The smell isn’t just unpleasant, but may be threatening public health, reports the Los Angeles Times:
…in Irwindale, where the hot sauce’s production facilities are, residents are complaining of burning eyes, irritated throats and headaches caused by a powerful, painful odor that the city says appears to be emanating from the factory during production. The smell is so aggressive that one family was forced to move a birthday party indoors after the spicy odor descended on the festivities, said Irwindale City Atty. Fred Galante.
…Irwindale officals repeatedly met with representatives from Huy Fong Foods to discuss methods of reducing the odors, according to the suit. Huy Fong representatives cooperated at first but later denied there was an odor problem, saying their employees worked in similar olfactory settings without complaint, Galante said.
A year’s supply of chili is processed and stored between September and December, according to the Associated Press. If production is forced to halt prematurely, we could end up having a Sriracha shortage on our hands.

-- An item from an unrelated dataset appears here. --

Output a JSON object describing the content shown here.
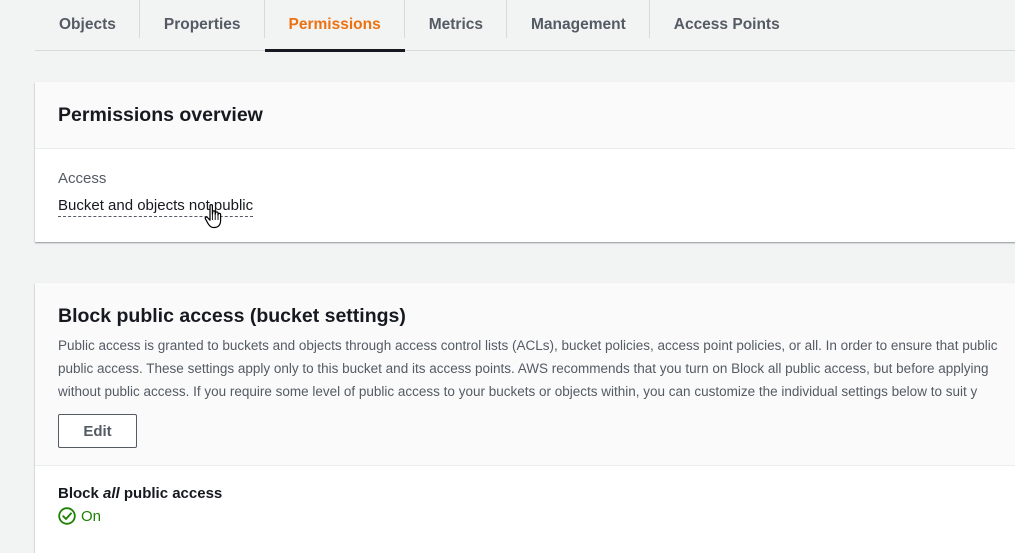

Lindsay Abrams is a staff writer at Salon, reporting on all things sustainable. Follow her on Twitter @readingirl, email email@example.com.More Lindsay Abrams.